This story took me by surprise. Here is an opening from Wangerin’s site: “At a time when the sun turned around the earth and animals could speak, Chauntecleer the Rooster ruled over a more or less peaceable kingdom. What the animals did not know was that they were Keepers of the Wyrm, monster of Evil long imprisoned beneath the earth. And Wyrm, sub terra, was breaking free…” I didn’t expect to be engrossed by a farmyard fable, or moved by the story of a slightly arrogant rooster who must learn to protect his people from evil, but I found this to be a powerful tale of humble, workaday hearts encountering evil and resisting its dominance. Fascinating. Excellent for discussion.
The Man Who Was Thursday
By G.K. Chesterton
This was the most discussed book of my teenage years. Several friends and I had an ongoing discussion regarding Chesterton’s topsy turvy, vivid, confusing story of a Gabriel Syme, a brave man plumbing the depths of an anarchist society and its dire plots in Victorian London. But all is not as it seems. For in a rollicking tale of pursuit and disguise with anarchist agents named after the days of the week, Syme finds he may not be hunting what he thinks he is after all. Not exactly allegory or fantasy, yet with the fantastical, symbolic elements of both, this dream, or “nightmare” (as Chesterton dubbed it) explores the confusing nature of a world so beautiful at times we cannot believe that evil is real, and so evil at others that we cannot believe that beauty will ever endure. Fascinating stuff.

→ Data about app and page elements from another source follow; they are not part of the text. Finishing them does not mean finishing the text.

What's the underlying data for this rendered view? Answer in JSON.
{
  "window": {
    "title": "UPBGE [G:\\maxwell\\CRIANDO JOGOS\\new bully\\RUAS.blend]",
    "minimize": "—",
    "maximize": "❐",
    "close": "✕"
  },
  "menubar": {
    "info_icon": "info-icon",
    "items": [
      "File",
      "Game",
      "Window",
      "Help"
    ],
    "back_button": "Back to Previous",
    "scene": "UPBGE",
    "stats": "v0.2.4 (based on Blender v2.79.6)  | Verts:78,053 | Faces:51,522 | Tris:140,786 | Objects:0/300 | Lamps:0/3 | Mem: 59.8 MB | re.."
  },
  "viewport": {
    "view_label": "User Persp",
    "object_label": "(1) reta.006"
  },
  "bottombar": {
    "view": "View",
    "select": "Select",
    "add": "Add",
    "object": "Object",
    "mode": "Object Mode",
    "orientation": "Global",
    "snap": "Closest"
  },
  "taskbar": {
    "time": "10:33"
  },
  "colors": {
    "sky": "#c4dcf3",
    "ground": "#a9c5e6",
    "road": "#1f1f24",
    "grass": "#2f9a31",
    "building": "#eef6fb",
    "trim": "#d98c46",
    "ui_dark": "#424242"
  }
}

“Listen to me,” cried Syme with extraordinary emphasis. “Shall I tell you the secret of the whole world? It is that we have only known the back of the world. We see everything from behind, and it looks brutal. That is not a tree, but the back of a tree. That is not a cloud, but the back of a cloud. Cannot you see that everything is stooping and hiding a face? If we could only get round in front -”
The Pilgrim's Regress
By C.S. Lewis
Written soon after his conversion to Christianity, this is C.S. Lewis’ allegorical tale of his search through all the philosophical systems and world views for the beauty and home he glimpsed in his moments of “Joy.” In this story, a sturdy young pilgrim named John embarks on a quest through lands such as “Puritania,” “Zeitgeistheim,” and “Dialectica,” in search of the island of his desire, an image he has encountered in vision, the place where he will find the joy he seeks. He is guided on his way by various characters like Mr. Enlightenment, Mr Sensible, Drudge, Vertue, and Mother Kirk. The philosophical ideals behind each allegorical character are quite clear, but Lewis, in his usual flare and wit, dresses them up and sets them in a story that is at once a philosophical adventure and a lively quest story.